    Origin. The gladiators’ cauldron. The toughest of the tough. The most skilled players in the… oops hang on, that balding fat bloke just played the ball the wrong way.

    Perhaps not a massive life or death style mistake from big Marty – he’d save that for the grand final later that year – but nonetheless one that put the Blues in a great attacking position and is unlikely to feature in any of Big Mal’s pre-match bus ride videos this year.

    Justin Hodges debut blunders
    Before Justin Hodges was a niggling, spoiling, aggressive veteran player, he was a fresh-faced… niggling, spoiling, aggressive player.

    Making his debut for Queensland in Game 2 of the 2002 series, Hodges was reunited with the coach who’d given him the brush at the Broncos in Wayne Bennett. He repaid him for a season spent in reggies with an individual performance even Frank Spencer from ‘Some Mothers do ‘ave ‘em’ would describe as ‘mildly catastrophic’ before being hooked with 20-odd minutes remaining.

    Somehow Queensland still won the game and went on to draw the series, thus paving the way for Hodges to re-unite with Bennett at the Broncos and safely walk the streets of Brisbane without Brad Thorn as his bodyguard once more.

    Gorden Tallis send-off 2000
    While the 2000 series has become something of a ‘happy place’ for increasingly desperate NSW fans, the first game of the lopsided series was actually an extremely tense affair.

    When NSW levelled the scores after a lead-up that saw more knock-ons than a Greater Western Sydney match on an ice hockey rink, Tallis – who wasn’t captain for the match – confronted Bill Harrigan like he’d just seen him whiz in his water bottle, and after a heated exchange big Gordy received his marching orders.

    NSW would go on to score a late sealing try before going onto demolish the Maroons in the remaining two games of the series.

    Game 3, 2000 – the Hand grenade
    Yes, if there was a personification of Queensland’s woes in 2000 it was the grinning Edward E Neuman-like face of Bryan Fletcher going through a clearly pre-rehearsed, and annoyingly perfectly executed try celebration as the Blues ran up a netball score on Mark Murray’s men.

    While Queensland sides have been beaten before in Origin, they’d never been a laughing stock, and to this day if I happen to be in any public house North of the Border when this moment is replayed on the telly I know I’ve got about six seconds to get my Wollongong-raised rump underneath the nearest pool table before I end up looking like the Blues’ bus after its rolled down Caxton street.

    Mal’s last game in 1994
    The 1994 Origin series was one of the most intriguing to date. There was the miracle finish in Game 1, the huge crowd in Melbourne for Game 2 and the decider in Game 3, which also happened to be Mal Meninga’s last match.

    As a man Mal had been there since day dot, and even in his final season was still the single most influential player in the game. With NSW never having clinched a decider at Lang Park, the stage was set for Queensland’s night of nights.

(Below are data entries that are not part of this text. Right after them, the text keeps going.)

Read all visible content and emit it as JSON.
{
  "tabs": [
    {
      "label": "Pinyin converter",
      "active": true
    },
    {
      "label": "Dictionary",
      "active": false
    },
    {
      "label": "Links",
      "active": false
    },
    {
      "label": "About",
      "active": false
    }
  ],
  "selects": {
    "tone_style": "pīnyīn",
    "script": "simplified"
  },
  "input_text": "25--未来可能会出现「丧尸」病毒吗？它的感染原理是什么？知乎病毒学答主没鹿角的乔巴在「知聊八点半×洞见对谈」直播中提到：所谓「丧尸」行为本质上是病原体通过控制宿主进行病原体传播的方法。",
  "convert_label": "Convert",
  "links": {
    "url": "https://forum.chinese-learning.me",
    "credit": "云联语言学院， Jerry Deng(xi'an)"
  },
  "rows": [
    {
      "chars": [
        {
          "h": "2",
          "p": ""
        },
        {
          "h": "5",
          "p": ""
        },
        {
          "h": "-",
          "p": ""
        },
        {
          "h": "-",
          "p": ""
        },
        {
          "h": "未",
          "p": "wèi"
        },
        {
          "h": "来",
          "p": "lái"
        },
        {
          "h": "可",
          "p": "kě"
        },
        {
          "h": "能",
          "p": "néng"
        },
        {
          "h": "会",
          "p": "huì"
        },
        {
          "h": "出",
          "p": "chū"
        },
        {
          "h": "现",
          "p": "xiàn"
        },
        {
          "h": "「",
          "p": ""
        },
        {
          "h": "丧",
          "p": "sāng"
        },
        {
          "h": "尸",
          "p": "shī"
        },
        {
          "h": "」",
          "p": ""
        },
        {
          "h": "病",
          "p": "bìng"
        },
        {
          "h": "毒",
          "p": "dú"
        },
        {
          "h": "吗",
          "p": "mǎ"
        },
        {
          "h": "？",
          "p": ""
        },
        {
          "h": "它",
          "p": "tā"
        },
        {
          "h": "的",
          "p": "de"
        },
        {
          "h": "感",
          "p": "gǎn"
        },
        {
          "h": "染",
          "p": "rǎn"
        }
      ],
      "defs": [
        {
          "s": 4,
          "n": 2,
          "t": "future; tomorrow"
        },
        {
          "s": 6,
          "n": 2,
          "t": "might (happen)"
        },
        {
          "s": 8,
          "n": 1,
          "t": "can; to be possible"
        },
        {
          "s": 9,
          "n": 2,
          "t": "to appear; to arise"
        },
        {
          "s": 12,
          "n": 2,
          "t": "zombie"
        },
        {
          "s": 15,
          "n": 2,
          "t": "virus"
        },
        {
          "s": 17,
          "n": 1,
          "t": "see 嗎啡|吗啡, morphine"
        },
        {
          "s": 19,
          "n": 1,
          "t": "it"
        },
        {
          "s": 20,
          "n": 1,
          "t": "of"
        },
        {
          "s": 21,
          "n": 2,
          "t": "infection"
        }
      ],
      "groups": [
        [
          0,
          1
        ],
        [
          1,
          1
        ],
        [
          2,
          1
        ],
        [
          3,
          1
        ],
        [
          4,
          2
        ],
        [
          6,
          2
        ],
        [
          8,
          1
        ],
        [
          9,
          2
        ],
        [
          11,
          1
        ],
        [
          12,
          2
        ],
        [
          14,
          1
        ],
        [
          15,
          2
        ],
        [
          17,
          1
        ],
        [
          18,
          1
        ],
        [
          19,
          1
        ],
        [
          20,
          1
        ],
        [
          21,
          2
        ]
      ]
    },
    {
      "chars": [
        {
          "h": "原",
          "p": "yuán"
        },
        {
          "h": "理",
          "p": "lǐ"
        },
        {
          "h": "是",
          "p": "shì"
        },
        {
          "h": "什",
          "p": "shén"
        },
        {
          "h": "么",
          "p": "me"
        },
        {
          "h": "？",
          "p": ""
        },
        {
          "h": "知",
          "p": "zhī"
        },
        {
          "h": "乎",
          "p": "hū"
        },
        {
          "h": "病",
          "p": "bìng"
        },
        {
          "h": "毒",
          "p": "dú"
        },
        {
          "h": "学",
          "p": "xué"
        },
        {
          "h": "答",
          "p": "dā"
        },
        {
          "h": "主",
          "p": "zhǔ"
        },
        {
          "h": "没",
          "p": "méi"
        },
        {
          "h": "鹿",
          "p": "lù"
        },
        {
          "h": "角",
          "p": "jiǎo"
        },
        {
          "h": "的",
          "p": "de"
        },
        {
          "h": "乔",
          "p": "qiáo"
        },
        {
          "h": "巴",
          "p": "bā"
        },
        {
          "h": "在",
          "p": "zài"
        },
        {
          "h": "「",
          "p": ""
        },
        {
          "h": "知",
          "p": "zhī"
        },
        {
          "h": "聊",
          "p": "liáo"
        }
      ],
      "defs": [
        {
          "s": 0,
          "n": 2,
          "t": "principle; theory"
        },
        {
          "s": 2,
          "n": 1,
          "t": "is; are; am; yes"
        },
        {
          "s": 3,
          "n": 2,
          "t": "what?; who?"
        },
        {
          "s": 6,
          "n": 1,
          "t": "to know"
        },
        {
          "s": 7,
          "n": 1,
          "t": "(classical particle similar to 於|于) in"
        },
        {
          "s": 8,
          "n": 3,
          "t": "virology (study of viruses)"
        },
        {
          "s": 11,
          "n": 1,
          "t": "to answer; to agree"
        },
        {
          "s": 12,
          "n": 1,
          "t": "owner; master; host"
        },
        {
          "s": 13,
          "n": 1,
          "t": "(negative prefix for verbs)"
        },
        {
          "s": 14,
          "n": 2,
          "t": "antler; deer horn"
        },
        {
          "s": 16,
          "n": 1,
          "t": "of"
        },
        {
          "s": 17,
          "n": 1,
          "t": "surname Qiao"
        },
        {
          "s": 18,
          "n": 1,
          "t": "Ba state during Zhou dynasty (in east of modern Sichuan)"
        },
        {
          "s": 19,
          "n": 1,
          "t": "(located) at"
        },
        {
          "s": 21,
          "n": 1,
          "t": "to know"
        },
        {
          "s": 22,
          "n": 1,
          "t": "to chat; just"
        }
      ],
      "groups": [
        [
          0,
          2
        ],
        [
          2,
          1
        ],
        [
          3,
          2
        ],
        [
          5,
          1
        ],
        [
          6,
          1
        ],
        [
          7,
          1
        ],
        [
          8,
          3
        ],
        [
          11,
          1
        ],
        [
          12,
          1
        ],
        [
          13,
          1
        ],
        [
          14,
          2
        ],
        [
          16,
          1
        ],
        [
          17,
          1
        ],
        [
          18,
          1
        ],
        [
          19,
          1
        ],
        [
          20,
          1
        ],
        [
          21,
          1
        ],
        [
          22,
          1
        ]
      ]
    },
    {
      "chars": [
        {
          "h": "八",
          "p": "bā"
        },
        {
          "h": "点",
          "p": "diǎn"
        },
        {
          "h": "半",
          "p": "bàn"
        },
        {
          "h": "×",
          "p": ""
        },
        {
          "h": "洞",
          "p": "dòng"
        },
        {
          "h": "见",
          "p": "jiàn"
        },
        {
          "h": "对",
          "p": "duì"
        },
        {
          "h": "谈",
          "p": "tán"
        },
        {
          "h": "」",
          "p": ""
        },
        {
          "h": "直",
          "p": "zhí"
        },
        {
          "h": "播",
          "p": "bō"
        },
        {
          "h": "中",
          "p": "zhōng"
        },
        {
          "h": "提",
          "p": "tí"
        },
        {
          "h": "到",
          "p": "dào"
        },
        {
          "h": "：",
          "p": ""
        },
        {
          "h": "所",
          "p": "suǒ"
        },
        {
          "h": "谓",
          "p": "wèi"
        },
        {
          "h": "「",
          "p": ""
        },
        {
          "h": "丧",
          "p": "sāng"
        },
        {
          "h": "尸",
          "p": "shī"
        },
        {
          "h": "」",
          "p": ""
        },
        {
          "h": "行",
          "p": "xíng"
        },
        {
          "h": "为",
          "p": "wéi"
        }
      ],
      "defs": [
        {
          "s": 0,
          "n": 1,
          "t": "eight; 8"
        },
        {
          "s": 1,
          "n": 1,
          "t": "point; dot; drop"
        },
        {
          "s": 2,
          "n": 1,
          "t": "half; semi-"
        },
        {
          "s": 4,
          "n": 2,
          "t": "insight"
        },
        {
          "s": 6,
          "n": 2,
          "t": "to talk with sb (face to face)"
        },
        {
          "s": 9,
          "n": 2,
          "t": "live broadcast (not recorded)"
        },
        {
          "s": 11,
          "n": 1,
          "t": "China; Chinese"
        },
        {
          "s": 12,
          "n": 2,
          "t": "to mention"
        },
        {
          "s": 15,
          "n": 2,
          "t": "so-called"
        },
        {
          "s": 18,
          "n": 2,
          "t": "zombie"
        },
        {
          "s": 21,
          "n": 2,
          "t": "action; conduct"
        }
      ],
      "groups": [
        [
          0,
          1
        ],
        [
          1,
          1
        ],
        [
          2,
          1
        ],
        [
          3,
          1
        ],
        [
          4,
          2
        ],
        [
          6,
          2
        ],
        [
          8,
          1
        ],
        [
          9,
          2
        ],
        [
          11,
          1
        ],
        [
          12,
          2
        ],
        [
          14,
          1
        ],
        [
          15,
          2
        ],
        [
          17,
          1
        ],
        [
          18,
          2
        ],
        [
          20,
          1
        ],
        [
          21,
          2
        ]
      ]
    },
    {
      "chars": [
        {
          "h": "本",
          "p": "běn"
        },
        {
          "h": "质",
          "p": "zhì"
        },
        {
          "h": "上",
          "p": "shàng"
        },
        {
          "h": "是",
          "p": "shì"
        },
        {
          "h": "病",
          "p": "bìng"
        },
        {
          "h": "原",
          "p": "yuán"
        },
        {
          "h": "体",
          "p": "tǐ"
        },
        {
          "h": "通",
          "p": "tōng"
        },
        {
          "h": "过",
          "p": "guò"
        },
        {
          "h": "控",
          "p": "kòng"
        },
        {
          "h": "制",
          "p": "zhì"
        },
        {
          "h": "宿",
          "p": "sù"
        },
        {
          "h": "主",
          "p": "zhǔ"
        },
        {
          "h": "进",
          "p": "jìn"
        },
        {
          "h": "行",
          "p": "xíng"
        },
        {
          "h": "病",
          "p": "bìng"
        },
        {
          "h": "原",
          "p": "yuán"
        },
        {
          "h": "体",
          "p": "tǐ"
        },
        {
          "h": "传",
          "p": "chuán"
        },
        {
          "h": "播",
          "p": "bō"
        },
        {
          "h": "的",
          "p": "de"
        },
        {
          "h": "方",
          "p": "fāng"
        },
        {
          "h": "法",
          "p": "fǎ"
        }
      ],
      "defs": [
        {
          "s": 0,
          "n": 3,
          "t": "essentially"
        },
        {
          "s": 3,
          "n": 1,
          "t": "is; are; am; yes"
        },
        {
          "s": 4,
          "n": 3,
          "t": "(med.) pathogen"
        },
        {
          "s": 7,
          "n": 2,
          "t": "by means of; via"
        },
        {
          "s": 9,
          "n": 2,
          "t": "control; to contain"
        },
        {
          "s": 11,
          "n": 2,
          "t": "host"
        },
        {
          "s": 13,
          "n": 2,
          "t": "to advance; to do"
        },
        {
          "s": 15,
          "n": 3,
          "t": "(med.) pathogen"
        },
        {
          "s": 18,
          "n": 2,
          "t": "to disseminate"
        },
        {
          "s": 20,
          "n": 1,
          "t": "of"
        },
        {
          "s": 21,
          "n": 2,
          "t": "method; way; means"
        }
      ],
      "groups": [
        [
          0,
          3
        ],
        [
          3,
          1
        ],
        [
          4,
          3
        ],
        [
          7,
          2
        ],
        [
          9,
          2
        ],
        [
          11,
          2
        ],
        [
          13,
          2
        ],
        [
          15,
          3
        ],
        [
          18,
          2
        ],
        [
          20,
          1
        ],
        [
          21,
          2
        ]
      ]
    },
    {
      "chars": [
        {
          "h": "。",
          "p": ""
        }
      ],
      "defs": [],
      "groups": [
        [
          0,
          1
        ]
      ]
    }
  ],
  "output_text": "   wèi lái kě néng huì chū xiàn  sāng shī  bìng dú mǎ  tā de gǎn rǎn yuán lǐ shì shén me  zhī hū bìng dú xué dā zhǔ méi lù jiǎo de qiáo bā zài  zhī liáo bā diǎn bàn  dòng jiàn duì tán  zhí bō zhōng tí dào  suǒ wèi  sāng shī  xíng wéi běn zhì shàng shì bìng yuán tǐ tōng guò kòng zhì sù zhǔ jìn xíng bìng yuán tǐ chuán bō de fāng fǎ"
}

    Or not.

    What eventuated was a flop of Billy Idol proportions, as the Blues muscled their way to a tough victory, with Mal suffering the added indignity of laying the last hand on the Blues’ winning try.

    Chris Chard
    Chris Chard

    Chris Chard is a sports humour writer commenting on the often absurd nature of professional sport. A rugby league fan boy with a good blend of youth and experience taking things one week at a time, Chris has written for The Roar since 2011. Tweet him @Vic_Arious